For best results, prime clients at the first client meeting. Let them know to expect emails, texts, etc. when you have routine information to convey.
When Client Convenience Rules Communication
Some might argue this should be the gold standard 100% of the time: choose the communication method the client prefers or finds most convenient.
While I understand the spirit behind this point of view, it ignores some important realities. Consider this typical scenario: Client sends you a question by email or text, but is unclear in what she is asking or leaves out key details. In the name of letting the client control the means of communication, you can:
Begin an inefficient exchange of messages in an attempt to clarify the question.
Spend an inordinate amount of time “issue spotting,” then answer every conceivable variation of the client’s real question.
Have I made this mistake? Yes, indeed. But the goal here is to do better. Neither of these choices is a good way to go.
Client convenience/preference can rule when you have straightforward information to convey. [Spot a theme here?]
If the client is being murky, don’t text or email. Pick up the phone. You’ll get to bottom of the real question far more quickly. Send back a quick message: “Let me call you to discuss this. Is 2:00 p.m. a good time?”
Purposely Choosing a Communication Method that is Inconvenient for the Client
If we’re being truthful, most lawyers have done this at one time or the other. You leave a voicemail at home because you know the client is at work. You send an email late at night when the client is likely to be sleeping. You mail a letter instead of picking up the phone to talk.
If you occasionally choose a means of communication that avoids contact with your clients, don’t worry about it. You might legitimately go this route to simply get something done. [Your convenience is driving how you communicate.]
But if you find yourself avoiding clients (plural) repeatedly (chronically), stop and reflect. Most lawyers who choose an “avoidance” means of communication are doing it because:
They anticipate the client will be unhappy about whatever information it is they have to convey – or –
The client is already unhappy [which could be reasonable or unreasonable]
Chronic avoidance can become chronic procrastination, which is a no-win for everyone. Lawyers who repeatedly procrastinate are anxious, stressed, and sometimes depressed. They find it impossible to break the self-perpetuating cycle of avoidance: as clients become more and more unhappy because the lawyer isn’t communicating, the lawyer retreats even more – not checking email, not opening postal mail, allowing voicemail to fill up, not reading texts.
Talk about communication at your initial client meeting. Let the client know what to expect and set the tone.
My goal is to keep you informed at all times during your case. I will email (upload) routine updates and documents.
If you have a question, feel free to call (text, or email) me. I set aside (mornings) (afternoons) to return calls and messages.
If the answer to your question is complicated, or if I need more information to give you an answer, I may ask to set up a telephone or video conference.
I like to meet with clients in person to (talk about settlement offers, prepare for deposition, prepare for trial, etc.) If you want to meet in person, feel free to (call my assistant or me) any time to set up an appointment.

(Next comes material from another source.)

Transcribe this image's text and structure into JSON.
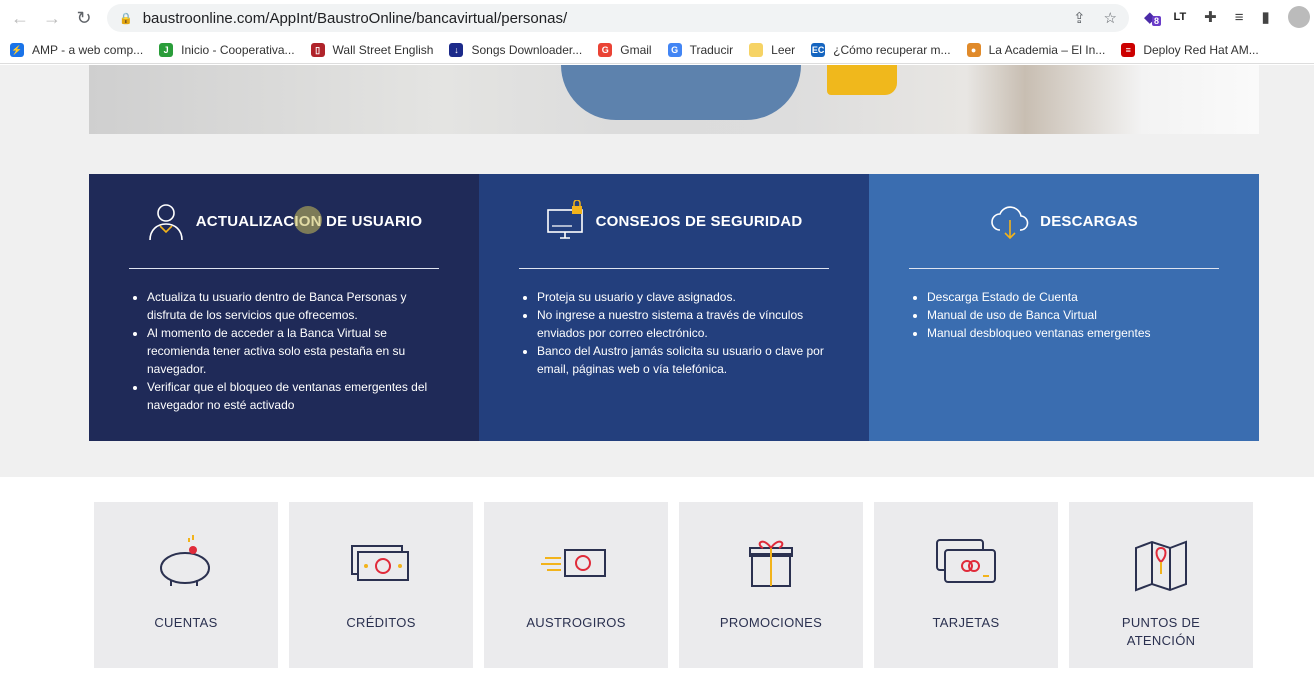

You are welcome to drop off documents (any time, after 1:00 p.m.). If you want to talk (leave me a note or speak to my assistant so we can schedule a time to meet).
Consider the information you need to convey and remember your goal in communicating: you’re trying to build and support a better client relationship.

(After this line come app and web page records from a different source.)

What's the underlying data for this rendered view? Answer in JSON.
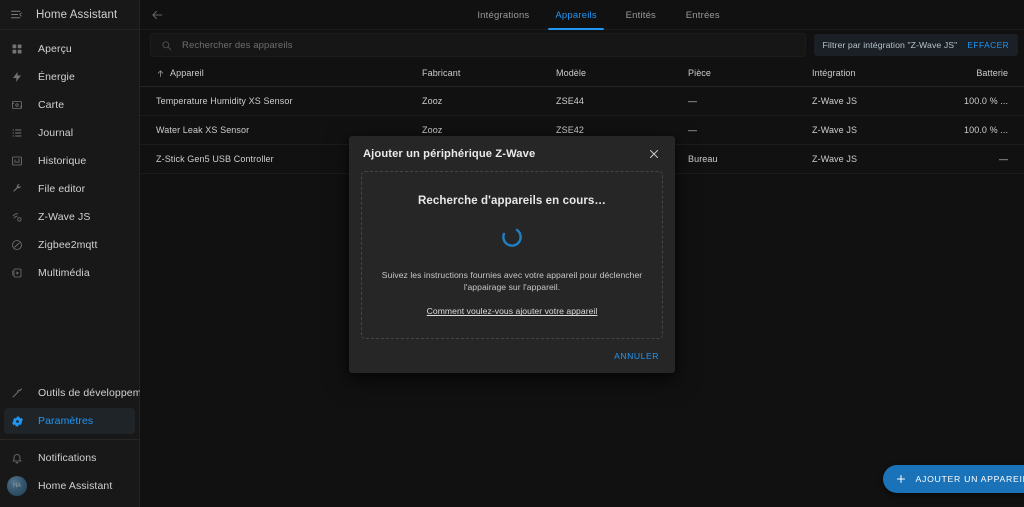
{
  "colors": {
    "accent": "#2196f3",
    "fab_bg": "#1a72b8",
    "sidebar_bg": "#181818",
    "page_bg": "#111111",
    "dialog_bg": "#262626"
  },
  "sidebar": {
    "title": "Home Assistant",
    "menu_icon": "hamburger-menu-icon",
    "items": [
      {
        "label": "Aperçu",
        "icon": "grid-icon",
        "active": false
      },
      {
        "label": "Énergie",
        "icon": "lightning-icon",
        "active": false
      },
      {
        "label": "Carte",
        "icon": "map-icon",
        "active": false
      },
      {
        "label": "Journal",
        "icon": "list-icon",
        "active": false
      },
      {
        "label": "Historique",
        "icon": "chart-icon",
        "active": false
      },
      {
        "label": "File editor",
        "icon": "wrench-icon",
        "active": false
      },
      {
        "label": "Z-Wave JS",
        "icon": "zwave-icon",
        "active": false
      },
      {
        "label": "Zigbee2mqtt",
        "icon": "zigbee-icon",
        "active": false
      },
      {
        "label": "Multimédia",
        "icon": "media-icon",
        "active": false
      }
    ],
    "bottom_items": [
      {
        "label": "Outils de développement",
        "icon": "hammer-icon",
        "active": false
      },
      {
        "label": "Paramètres",
        "icon": "gear-icon",
        "active": true
      }
    ],
    "footer_items": [
      {
        "label": "Notifications",
        "icon": "bell-icon",
        "active": false
      },
      {
        "label": "Home Assistant",
        "icon": "avatar",
        "active": false
      }
    ],
    "avatar_initials": "HA"
  },
  "toolbar": {
    "back_icon": "arrow-left-icon",
    "tabs": [
      {
        "label": "Intégrations",
        "active": false
      },
      {
        "label": "Appareils",
        "active": true
      },
      {
        "label": "Entités",
        "active": false
      },
      {
        "label": "Entrées",
        "active": false
      }
    ]
  },
  "search": {
    "icon": "search-icon",
    "placeholder": "Rechercher des appareils",
    "value": ""
  },
  "filter": {
    "chip_label": "Filtrer par intégration \"Z-Wave JS\"",
    "clear_label": "EFFACER",
    "filter_icon": "filter-icon"
  },
  "table": {
    "sort_indicator": "arrow-up-icon",
    "columns": [
      "Appareil",
      "Fabricant",
      "Modèle",
      "Pièce",
      "Intégration",
      "Batterie"
    ],
    "rows": [
      {
        "device": "Temperature Humidity XS Sensor",
        "maker": "Zooz",
        "model": "ZSE44",
        "room": "—",
        "integration": "Z-Wave JS",
        "battery": "100.0 % ...",
        "overflow": "—"
      },
      {
        "device": "Water Leak XS Sensor",
        "maker": "Zooz",
        "model": "ZSE42",
        "room": "—",
        "integration": "Z-Wave JS",
        "battery": "100.0 % ...",
        "overflow": "—"
      },
      {
        "device": "Z-Stick Gen5 USB Controller",
        "maker": "",
        "model": "",
        "room": "Bureau",
        "integration": "Z-Wave JS",
        "battery": "—",
        "overflow": "—"
      }
    ]
  },
  "dialog": {
    "title": "Ajouter un périphérique Z-Wave",
    "close_icon": "close-icon",
    "searching_title": "Recherche d'appareils en cours…",
    "spinner_icon": "loading-spinner-icon",
    "hint": "Suivez les instructions fournies avec votre appareil pour déclencher l'appairage sur l'appareil.",
    "link": "Comment voulez-vous ajouter votre appareil",
    "cancel_label": "ANNULER"
  },
  "fab": {
    "icon": "plus-icon",
    "label": "AJOUTER UN APPAREIL"
  }
}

Convey bad news in person, by video conference, or over the phone.
Discussing something complicated? Use the same approach.
Is your client prone to anxiety? Do you anticipate the client will have a host of questions? Ditto on the approach.
Potential Legal Malpractice
If you’re an Oregon lawyer, call the Professional Liability Fund at 1-800-452-1639 and ask to speak to an on-call claims attorney in any of the following circumstances:
You believe you committed malpractice
The client is threatening to sue or is asserting you malpracticed